6 Points to Consider When Choosing Which Grad School to Attend

5. Funding

3. Fit

• Plotting Your Way to a PhD

By Dr. Rebecca Blustein, Accepted consultant since 2008, former Student Affairs Officer at UCLA’s Scholarship Resource Center, and author of Financing Your Future: Winning Fellowships, Scholarships and Awards for Grad School. Dr. Blustein, who earned her Ph.D. at UCLA, assists our clients applying to MS, MA, and Ph.D. programs. She is happy to assist you with your grad school applications.

Is one of the departments a better match in terms of its reputation in your field of interest? (Note: this doesn’t necessarily correspond with rankings!)

Can you see yourself living in the city/region where the university is located—either for 1-2 years for a master’s, or up to 6 (or more) for a PhD? Do you have family or friends in the area where the school is located? Do you have a spouse who will need to find work in the area? Consider the practical and emotional aspects of choosing a place to live.

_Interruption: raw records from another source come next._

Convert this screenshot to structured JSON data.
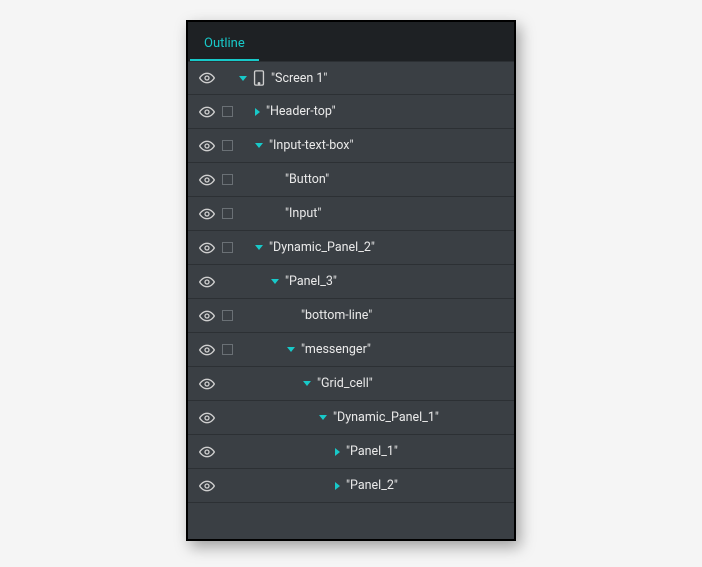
{
  "header": {
    "tab_label": "Outline"
  },
  "colors": {
    "accent": "#18c9c9",
    "panel_bg": "#3a3f44",
    "header_bg": "#1e2124"
  },
  "rows": [
    {
      "id": "screen-1",
      "label": "Screen 1",
      "depth": 0,
      "caret": "expanded",
      "checkbox": false,
      "device_icon": true
    },
    {
      "id": "header-top",
      "label": "Header-top",
      "depth": 1,
      "caret": "collapsed",
      "checkbox": true,
      "device_icon": false
    },
    {
      "id": "input-text-box",
      "label": "Input-text-box",
      "depth": 1,
      "caret": "expanded",
      "checkbox": true,
      "device_icon": false
    },
    {
      "id": "button",
      "label": "Button",
      "depth": 2,
      "caret": "none",
      "checkbox": true,
      "device_icon": false
    },
    {
      "id": "input",
      "label": "Input",
      "depth": 2,
      "caret": "none",
      "checkbox": true,
      "device_icon": false
    },
    {
      "id": "dynamic-panel-2",
      "label": "Dynamic_Panel_2",
      "depth": 1,
      "caret": "expanded",
      "checkbox": true,
      "device_icon": false
    },
    {
      "id": "panel-3",
      "label": "Panel_3",
      "depth": 2,
      "caret": "expanded",
      "checkbox": false,
      "device_icon": false
    },
    {
      "id": "bottom-line",
      "label": "bottom-line",
      "depth": 3,
      "caret": "none",
      "checkbox": true,
      "device_icon": false
    },
    {
      "id": "messenger",
      "label": "messenger",
      "depth": 3,
      "caret": "expanded",
      "checkbox": true,
      "device_icon": false
    },
    {
      "id": "grid-cell",
      "label": "Grid_cell",
      "depth": 4,
      "caret": "expanded",
      "checkbox": false,
      "device_icon": false
    },
    {
      "id": "dynamic-panel-1",
      "label": "Dynamic_Panel_1",
      "depth": 5,
      "caret": "expanded",
      "checkbox": false,
      "device_icon": false
    },
    {
      "id": "panel-1",
      "label": "Panel_1",
      "depth": 6,
      "caret": "collapsed",
      "checkbox": false,
      "device_icon": false
    },
    {
      "id": "panel-2",
      "label": "Panel_2",
      "depth": 6,
      "caret": "collapsed",
      "checkbox": false,
      "device_icon": false
    }
  ]
}
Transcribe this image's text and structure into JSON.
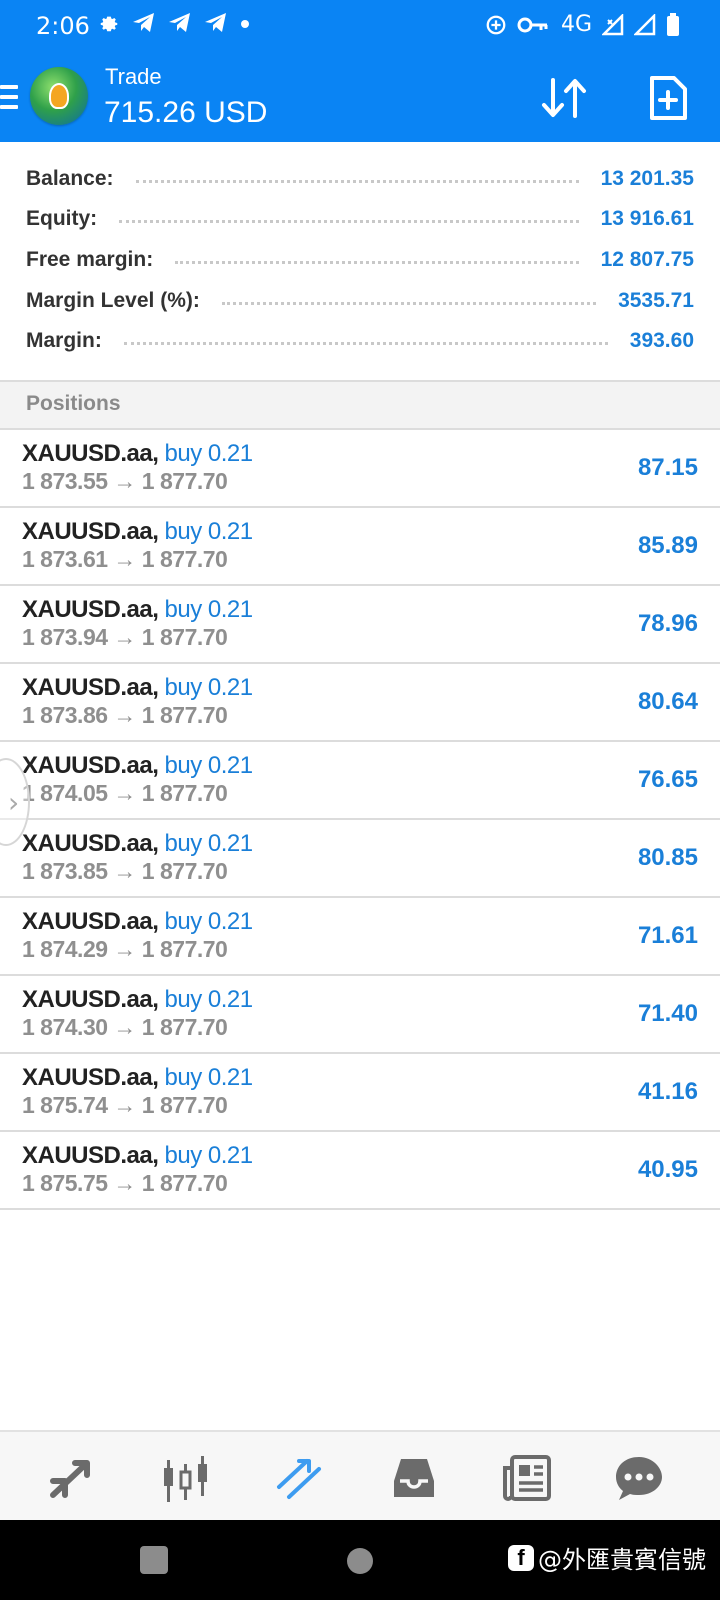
{
  "status_bar": {
    "time": "2:06",
    "network": "4G",
    "left_icons": [
      "gear-icon",
      "telegram-icon",
      "telegram-icon",
      "telegram-icon",
      "dot-icon"
    ],
    "right_icons": [
      "data-saver-icon",
      "key-icon",
      "signal-icon",
      "signal-icon",
      "battery-icon"
    ]
  },
  "appbar": {
    "title": "Trade",
    "subtitle": "715.26 USD",
    "icons": [
      "menu-icon",
      "app-logo",
      "sort-icon",
      "new-order-icon"
    ]
  },
  "summary": [
    {
      "label": "Balance:",
      "value": "13 201.35"
    },
    {
      "label": "Equity:",
      "value": "13 916.61"
    },
    {
      "label": "Free margin:",
      "value": "12 807.75"
    },
    {
      "label": "Margin Level (%):",
      "value": "3535.71"
    },
    {
      "label": "Margin:",
      "value": "393.60"
    }
  ],
  "positions_header": "Positions",
  "positions": [
    {
      "symbol": "XAUUSD.aa,",
      "type": "buy 0.21",
      "prices": "1 873.55 → 1 877.70",
      "profit": "87.15"
    },
    {
      "symbol": "XAUUSD.aa,",
      "type": "buy 0.21",
      "prices": "1 873.61 → 1 877.70",
      "profit": "85.89"
    },
    {
      "symbol": "XAUUSD.aa,",
      "type": "buy 0.21",
      "prices": "1 873.94 → 1 877.70",
      "profit": "78.96"
    },
    {
      "symbol": "XAUUSD.aa,",
      "type": "buy 0.21",
      "prices": "1 873.86 → 1 877.70",
      "profit": "80.64"
    },
    {
      "symbol": "XAUUSD.aa,",
      "type": "buy 0.21",
      "prices": "1 874.05 → 1 877.70",
      "profit": "76.65"
    },
    {
      "symbol": "XAUUSD.aa,",
      "type": "buy 0.21",
      "prices": "1 873.85 → 1 877.70",
      "profit": "80.85"
    },
    {
      "symbol": "XAUUSD.aa,",
      "type": "buy 0.21",
      "prices": "1 874.29 → 1 877.70",
      "profit": "71.61"
    },
    {
      "symbol": "XAUUSD.aa,",
      "type": "buy 0.21",
      "prices": "1 874.30 → 1 877.70",
      "profit": "71.40"
    },
    {
      "symbol": "XAUUSD.aa,",
      "type": "buy 0.21",
      "prices": "1 875.74 → 1 877.70",
      "profit": "41.16"
    },
    {
      "symbol": "XAUUSD.aa,",
      "type": "buy 0.21",
      "prices": "1 875.75 → 1 877.70",
      "profit": "40.95"
    }
  ],
  "bottom_nav": [
    {
      "icon": "quotes-icon",
      "active": false
    },
    {
      "icon": "chart-icon",
      "active": false
    },
    {
      "icon": "trade-icon",
      "active": true
    },
    {
      "icon": "history-icon",
      "active": false
    },
    {
      "icon": "news-icon",
      "active": false
    },
    {
      "icon": "messages-icon",
      "active": false
    }
  ],
  "watermark": "@外匯貴賓信號",
  "colors": {
    "primary": "#0a84f4",
    "value_blue": "#1a7fd8",
    "active_nav": "#3d9cf0",
    "inactive_nav": "#6b6b6b"
  }
}
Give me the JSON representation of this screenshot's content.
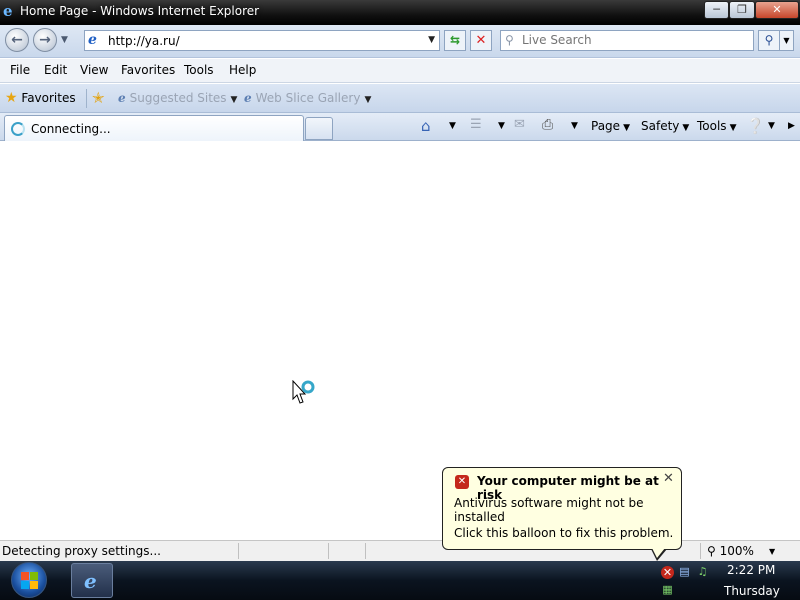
{
  "window": {
    "title": "Home Page - Windows Internet Explorer",
    "minimize": "─",
    "maximize": "❐",
    "close": "✕"
  },
  "address_bar": {
    "url": "http://ya.ru/",
    "search_placeholder": "Live Search"
  },
  "menu": [
    "File",
    "Edit",
    "View",
    "Favorites",
    "Tools",
    "Help"
  ],
  "favorites_bar": {
    "favorites_label": "Favorites",
    "links": [
      "Suggested Sites",
      "Web Slice Gallery"
    ]
  },
  "tab": {
    "label": "Connecting..."
  },
  "command_bar": {
    "page": "Page",
    "safety": "Safety",
    "tools": "Tools"
  },
  "status_bar": {
    "text": "Detecting proxy settings...",
    "zoom": "100%"
  },
  "balloon": {
    "title": "Your computer might be at risk",
    "line1": "Antivirus software might not be installed",
    "line2": "Click this balloon to fix this problem."
  },
  "clock": {
    "time": "2:22 PM",
    "day": "Thursday"
  },
  "colors": {
    "accent": "#1f5fc4",
    "error": "#c4281c",
    "balloon_bg": "#ffffe1"
  }
}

6. Cost of living

Go back to the notes you made when you were selecting schools to apply to. (If you didn’t make careful notes then, now’s the time.) Which program has the best opportunities for you, in terms of curriculum, research opportunities, etc? Which program most closely matches your interests?

2. Reputation

This is of more significance for PhD students, since PhD programs are often fully funded, while fewer MA/MS programs offer funding. Which program offered you the best/most attractive funding package? How do the packages compare in terms of their composition (fellowships vs assistantships)? How many years is funding guaranteed for, and is summer funding available?

4. Research

Related Resources:

Location and cost of living can tip the scale.

Related to both funding and location is the cost of living. In some parts of the country, a graduate stipend might be plenty to live on, while in very expensive markets, you may need to consider loans (or additional employment) to cover living expenses.

1. Location

• 4 To-Do’s for Accepted Grad School Applicants, a short video

• Non-Academic Careers for PhDs: A Talk with Dr. Paula Chambers

This applies mainly to PhD students. Who will be your research supervisor? Have you had the chance to meet or correspond with potential supervisors at the programs you’re choosing from (or their current students)? Your undergraduate adviser is also a helpful resource, if s/he knows the field well. You want to do your best to choose a program where you will have great mentoring and research supervision.

Evaluating multiple attractive offers is an enviable position to be in! We wish you the best as you make your choice.

Whether you’re applying for a Master’s or a PhD, entering April with multiple offers in hand is a terrific position to be in. Now you need to evaluate which program is the very best one for your needs. Here are some important things to think about as you make your choice: